Dataset excerpts
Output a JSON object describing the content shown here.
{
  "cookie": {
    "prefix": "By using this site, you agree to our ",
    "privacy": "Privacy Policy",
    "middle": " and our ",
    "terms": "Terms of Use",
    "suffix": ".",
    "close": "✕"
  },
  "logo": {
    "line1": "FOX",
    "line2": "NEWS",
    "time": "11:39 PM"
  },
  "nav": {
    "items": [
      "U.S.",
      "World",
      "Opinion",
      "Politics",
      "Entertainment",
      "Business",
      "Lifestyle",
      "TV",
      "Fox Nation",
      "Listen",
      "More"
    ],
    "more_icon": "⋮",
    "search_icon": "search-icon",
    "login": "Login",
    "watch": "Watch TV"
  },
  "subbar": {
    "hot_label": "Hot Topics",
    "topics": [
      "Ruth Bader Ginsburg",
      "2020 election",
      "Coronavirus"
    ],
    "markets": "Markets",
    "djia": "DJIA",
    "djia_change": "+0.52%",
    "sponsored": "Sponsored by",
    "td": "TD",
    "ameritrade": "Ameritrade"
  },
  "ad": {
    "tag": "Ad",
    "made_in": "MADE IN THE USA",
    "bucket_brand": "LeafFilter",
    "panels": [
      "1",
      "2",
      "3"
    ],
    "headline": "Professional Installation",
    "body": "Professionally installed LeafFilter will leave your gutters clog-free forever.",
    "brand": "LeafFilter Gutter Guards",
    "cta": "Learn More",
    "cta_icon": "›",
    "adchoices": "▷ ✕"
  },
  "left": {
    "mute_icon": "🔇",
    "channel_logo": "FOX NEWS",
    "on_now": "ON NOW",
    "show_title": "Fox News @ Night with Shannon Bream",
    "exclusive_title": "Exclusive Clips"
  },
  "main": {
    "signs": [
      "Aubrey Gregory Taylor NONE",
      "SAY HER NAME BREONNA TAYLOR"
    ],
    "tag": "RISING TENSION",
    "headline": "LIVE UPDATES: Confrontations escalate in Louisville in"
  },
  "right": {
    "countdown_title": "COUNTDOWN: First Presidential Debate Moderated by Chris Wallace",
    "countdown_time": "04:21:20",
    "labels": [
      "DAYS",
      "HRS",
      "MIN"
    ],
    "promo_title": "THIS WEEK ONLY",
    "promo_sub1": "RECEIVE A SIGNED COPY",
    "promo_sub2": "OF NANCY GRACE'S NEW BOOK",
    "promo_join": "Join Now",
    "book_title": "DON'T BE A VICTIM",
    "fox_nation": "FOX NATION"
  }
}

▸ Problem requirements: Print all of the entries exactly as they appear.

▸ Written solution:
Output a JSON object describing the content shown here.
{
  "cookie": {
    "prefix": "By using this site, you agree to our ",
    "privacy": "Privacy Policy",
    "middle": " and our ",
    "terms": "Terms of Use",
    "suffix": ".",
    "close": "✕"
  },
  "logo": {
    "line1": "FOX",
    "line2": "NEWS",
    "time": "11:39 PM"
  },
  "nav": {
    "items": [
      "U.S.",
      "World",
      "Opinion",
      "Politics",
      "Entertainment",
      "Business",
      "Lifestyle",
      "TV",
      "Fox Nation",
      "Listen",
      "More"
    ],
    "more_icon": "⋮",
    "search_icon": "search-icon",
    "login": "Login",
    "watch": "Watch TV"
  },
  "subbar": {
    "hot_label": "Hot Topics",
    "topics": [
      "Ruth Bader Ginsburg",
      "2020 election",
      "Coronavirus"
    ],
    "markets": "Markets",
    "djia": "DJIA",
    "djia_change": "+0.52%",
    "sponsored": "Sponsored by",
    "td": "TD",
    "ameritrade": "Ameritrade"
  },
  "ad": {
    "tag": "Ad",
    "made_in": "MADE IN THE USA",
    "bucket_brand": "LeafFilter",
    "panels": [
      "1",
      "2",
      "3"
    ],
    "headline": "Professional Installation",
    "body": "Professionally installed LeafFilter will leave your gutters clog-free forever.",
    "brand": "LeafFilter Gutter Guards",
    "cta": "Learn More",
    "cta_icon": "›",
    "adchoices": "▷ ✕"
  },
  "left": {
    "mute_icon": "🔇",
    "channel_logo": "FOX NEWS",
    "on_now": "ON NOW",
    "show_title": "Fox News @ Night with Shannon Bream",
    "exclusive_title": "Exclusive Clips"
  },
  "main": {
    "signs": [
      "Aubrey Gregory Taylor NONE",
      "SAY HER NAME BREONNA TAYLOR"
    ],
    "tag": "RISING TENSION",
    "headline": "LIVE UPDATES: Confrontations escalate in Louisville in"
  },
  "right": {
    "countdown_title": "COUNTDOWN: First Presidential Debate Moderated by Chris Wallace",
    "countdown_time": "04:21:20",
    "labels": [
      "DAYS",
      "HRS",
      "MIN"
    ],
    "promo_title": "THIS WEEK ONLY",
    "promo_sub1": "RECEIVE A SIGNED COPY",
    "promo_sub2": "OF NANCY GRACE'S NEW BOOK",
    "promo_join": "Join Now",
    "book_title": "DON'T BE A VICTIM",
    "fox_nation": "FOX NATION"
  }
}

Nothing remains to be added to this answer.